Field dock’s single, sometimes forked, large taproot has allowed the weed to flourish since tillage was reduced in Western Canada.
It pokes out of the crop where the sprayer missed, and at first the green flowers and stalks aren’t too noticeable. However, it later turns red and brown and sticks out like a sore thumb.
Formally known as Rumex pseudonatronatus, it is the more common of the three Rumex found in Western Canada. Curled dock tends to be a bigger problem in Eastern and Central Canada, while its twin, western dock, is less of a problem.
Many broadleaf herbicides will control the weed, but timing is critical.
Dock can also be controlled with vertical tillage or shallow tilling after harvest and in low areas that escaped earlier spraying.
It can escape post-emergent control, especially when seeding gets an early start and soil remains cold, such as this year.
The large, curly leaves quickly shade the surrounding plants, which reduces crop yield, or at least costs the producer another pass with the sprayer.
The weed can be tough to tame if it escapes spring control.
Glyphosate and glufosinate are effective, so herbicide tolerant systems provide an option. Clearfield crops also work well.
Spot spraying glyphosate at 2.83 to 4.86 litres per acre of the 360 grams per litre product in 10 gallons per acre of water works if the weed reaches the bud stage.
Group 4 chemistries are effective.
Spot applications of dicamba (Banvel 2) can be used if the weed establishes in rangeland, as long as plenty of water is used to carry it.
Producers are advised to use .92 litres per acre of Banvel II in 10 to 20 gallons of water per acre on actively growing weeds for top growth control.
Picloram with 2,4-D (Grazon) and aminopyralid and 2,4-D (Restore 2) can also be used in pasture situations with the right plant populations.
An application of 500 grams per litre of MCPA amine or 2,4-D amine applied at .45 to .7 litres per acre will control top growth.
Dichlorprop and 2,4-D at .71 litres per acre suppresses the weed when plants are less than 50 millimetres tall.

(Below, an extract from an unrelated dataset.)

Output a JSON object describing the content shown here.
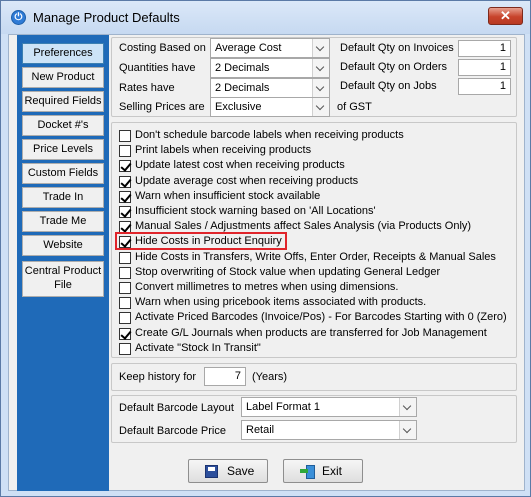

Semi-mature plants are slow to react to systemic herbicides. Agronomists suggest waiting a couple of weeks to mow if sloughs are being controlled with herbicides to ensure that the weeds are killed.